- Opening Delimiter -

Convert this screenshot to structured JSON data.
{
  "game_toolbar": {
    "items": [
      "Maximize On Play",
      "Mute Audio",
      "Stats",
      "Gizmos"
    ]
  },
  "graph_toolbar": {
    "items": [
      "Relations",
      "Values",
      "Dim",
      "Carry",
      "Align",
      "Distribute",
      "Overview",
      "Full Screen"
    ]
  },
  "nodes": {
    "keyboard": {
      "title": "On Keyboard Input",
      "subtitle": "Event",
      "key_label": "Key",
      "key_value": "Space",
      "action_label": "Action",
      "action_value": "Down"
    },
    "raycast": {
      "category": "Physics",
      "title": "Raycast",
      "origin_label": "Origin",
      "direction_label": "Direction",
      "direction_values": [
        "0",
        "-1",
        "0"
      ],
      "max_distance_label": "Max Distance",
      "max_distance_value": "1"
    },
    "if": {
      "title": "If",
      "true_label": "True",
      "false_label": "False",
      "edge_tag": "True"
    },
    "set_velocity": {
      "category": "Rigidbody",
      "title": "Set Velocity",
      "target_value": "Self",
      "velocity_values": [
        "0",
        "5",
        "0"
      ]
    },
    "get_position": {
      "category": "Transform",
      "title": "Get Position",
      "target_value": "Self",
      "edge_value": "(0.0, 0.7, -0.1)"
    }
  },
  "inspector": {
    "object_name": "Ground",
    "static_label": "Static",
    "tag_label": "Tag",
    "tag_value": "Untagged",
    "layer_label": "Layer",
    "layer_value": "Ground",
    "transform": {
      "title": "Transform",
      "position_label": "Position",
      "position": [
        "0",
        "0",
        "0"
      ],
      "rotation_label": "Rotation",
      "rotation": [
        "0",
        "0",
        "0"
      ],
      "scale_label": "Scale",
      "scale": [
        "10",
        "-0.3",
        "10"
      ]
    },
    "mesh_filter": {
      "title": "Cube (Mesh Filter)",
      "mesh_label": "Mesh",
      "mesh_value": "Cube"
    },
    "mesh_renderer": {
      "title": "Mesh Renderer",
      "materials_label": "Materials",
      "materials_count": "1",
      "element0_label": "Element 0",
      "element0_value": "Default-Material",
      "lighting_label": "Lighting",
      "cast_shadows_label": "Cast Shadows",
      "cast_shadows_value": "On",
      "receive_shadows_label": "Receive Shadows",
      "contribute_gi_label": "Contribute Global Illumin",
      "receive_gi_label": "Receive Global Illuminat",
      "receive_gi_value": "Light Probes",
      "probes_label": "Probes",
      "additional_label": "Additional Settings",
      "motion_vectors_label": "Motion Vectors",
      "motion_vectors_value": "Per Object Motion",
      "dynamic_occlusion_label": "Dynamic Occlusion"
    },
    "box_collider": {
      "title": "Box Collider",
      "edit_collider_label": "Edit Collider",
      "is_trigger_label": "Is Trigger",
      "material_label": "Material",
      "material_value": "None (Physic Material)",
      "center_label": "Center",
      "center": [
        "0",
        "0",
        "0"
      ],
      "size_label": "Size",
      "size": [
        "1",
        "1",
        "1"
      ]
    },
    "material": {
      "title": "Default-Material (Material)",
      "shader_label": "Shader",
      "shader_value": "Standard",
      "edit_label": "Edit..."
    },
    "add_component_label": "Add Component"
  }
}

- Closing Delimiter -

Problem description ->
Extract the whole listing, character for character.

Your solution ->
Convert this screenshot to structured JSON data.
{
  "game_toolbar": {
    "items": [
      "Maximize On Play",
      "Mute Audio",
      "Stats",
      "Gizmos"
    ]
  },
  "graph_toolbar": {
    "items": [
      "Relations",
      "Values",
      "Dim",
      "Carry",
      "Align",
      "Distribute",
      "Overview",
      "Full Screen"
    ]
  },
  "nodes": {
    "keyboard": {
      "title": "On Keyboard Input",
      "subtitle": "Event",
      "key_label": "Key",
      "key_value": "Space",
      "action_label": "Action",
      "action_value": "Down"
    },
    "raycast": {
      "category": "Physics",
      "title": "Raycast",
      "origin_label": "Origin",
      "direction_label": "Direction",
      "direction_values": [
        "0",
        "-1",
        "0"
      ],
      "max_distance_label": "Max Distance",
      "max_distance_value": "1"
    },
    "if": {
      "title": "If",
      "true_label": "True",
      "false_label": "False",
      "edge_tag": "True"
    },
    "set_velocity": {
      "category": "Rigidbody",
      "title": "Set Velocity",
      "target_value": "Self",
      "velocity_values": [
        "0",
        "5",
        "0"
      ]
    },
    "get_position": {
      "category": "Transform",
      "title": "Get Position",
      "target_value": "Self",
      "edge_value": "(0.0, 0.7, -0.1)"
    }
  },
  "inspector": {
    "object_name": "Ground",
    "static_label": "Static",
    "tag_label": "Tag",
    "tag_value": "Untagged",
    "layer_label": "Layer",
    "layer_value": "Ground",
    "transform": {
      "title": "Transform",
      "position_label": "Position",
      "position": [
        "0",
        "0",
        "0"
      ],
      "rotation_label": "Rotation",
      "rotation": [
        "0",
        "0",
        "0"
      ],
      "scale_label": "Scale",
      "scale": [
        "10",
        "-0.3",
        "10"
      ]
    },
    "mesh_filter": {
      "title": "Cube (Mesh Filter)",
      "mesh_label": "Mesh",
      "mesh_value": "Cube"
    },
    "mesh_renderer": {
      "title": "Mesh Renderer",
      "materials_label": "Materials",
      "materials_count": "1",
      "element0_label": "Element 0",
      "element0_value": "Default-Material",
      "lighting_label": "Lighting",
      "cast_shadows_label": "Cast Shadows",
      "cast_shadows_value": "On",
      "receive_shadows_label": "Receive Shadows",
      "contribute_gi_label": "Contribute Global Illumin",
      "receive_gi_label": "Receive Global Illuminat",
      "receive_gi_value": "Light Probes",
      "probes_label": "Probes",
      "additional_label": "Additional Settings",
      "motion_vectors_label": "Motion Vectors",
      "motion_vectors_value": "Per Object Motion",
      "dynamic_occlusion_label": "Dynamic Occlusion"
    },
    "box_collider": {
      "title": "Box Collider",
      "edit_collider_label": "Edit Collider",
      "is_trigger_label": "Is Trigger",
      "material_label": "Material",
      "material_value": "None (Physic Material)",
      "center_label": "Center",
      "center": [
        "0",
        "0",
        "0"
      ],
      "size_label": "Size",
      "size": [
        "1",
        "1",
        "1"
      ]
    },
    "material": {
      "title": "Default-Material (Material)",
      "shader_label": "Shader",
      "shader_value": "Standard",
      "edit_label": "Edit..."
    },
    "add_component_label": "Add Component"
  }
}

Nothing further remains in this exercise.